Mary Lee Clark
Body shaming and weight stigmatization often appears on Twitter and can have a negative impact on mental health, according to a study by experts at VCU in conjunction with the Yale School of Medicine and American University.
The study, “Does this tweet make me look fat? A content analysis of weight stigma on Twitter,” analyzed 4,596 different tweets which contained the word “fat” within four-hour period.
Postdoctoral Associate at the Yale School of Medicine and VCU alumna Janet Lydecker was a researcher in the study. Lydecker and her team aggregated 5,000 tweets containing the word “fat”, then went back and removed tweets that weren’t in English or were retweets.
Of the 4,596 tweets the researchers analyzed, they found that 56.57 percent were “negative” and 32.09 percent were deemed “neutral.” Of the “negative” tweets, themes associated with fatness included gluttonous, unattractive, not sexually desirable, sedentary, lazy and stupid.
Linda Hancock, the director of the Wellness Resource Center at VCU, said fat shaming is all over social media and it’s a “no-brainer” this sort of stigma contributes to negative body images and eating disorders.
“Culture affects everything that we do,” Hancock said. “Any message, whether it’s TV, online, comments by other people or social media — they all affect our self-image.”
Hancock said people are more likely to believe in messages they read or comments they hear than believing in themselves. She said if someone is a victim of shaming or bullying the best thing for them to do is to talk to someone about it.
“What you keep in the dark has power over you. What you bring into the light, you have power over,” Hancock said.

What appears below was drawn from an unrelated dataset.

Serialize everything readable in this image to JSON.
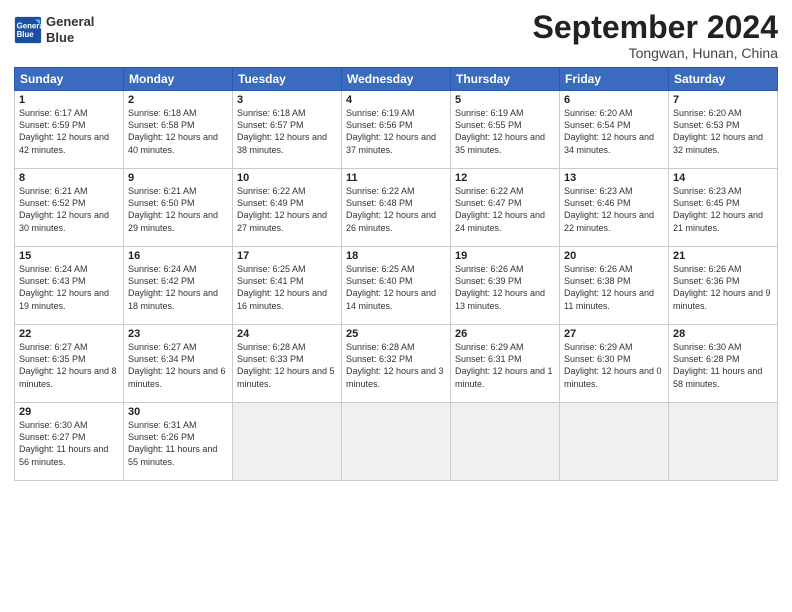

Lydecker said it is important to be aware of weight stigma and where it is likely to show its face. She believes her research will help psychologists realize weight-stigma is not limited to television and magazines, but is common in social media sites like Twitter as well.
“When people are aware of weight stigma and know it is unacceptable, that can take some of the power away from hurtful attitudes and words, “ said Lydecker.
To get more information about body image or cyberbullying, contact the Wellness Resource Center [email protected] or 804-828-9355. To seek counseling on body image or eating disorders call the counseling center at 804-828-6200.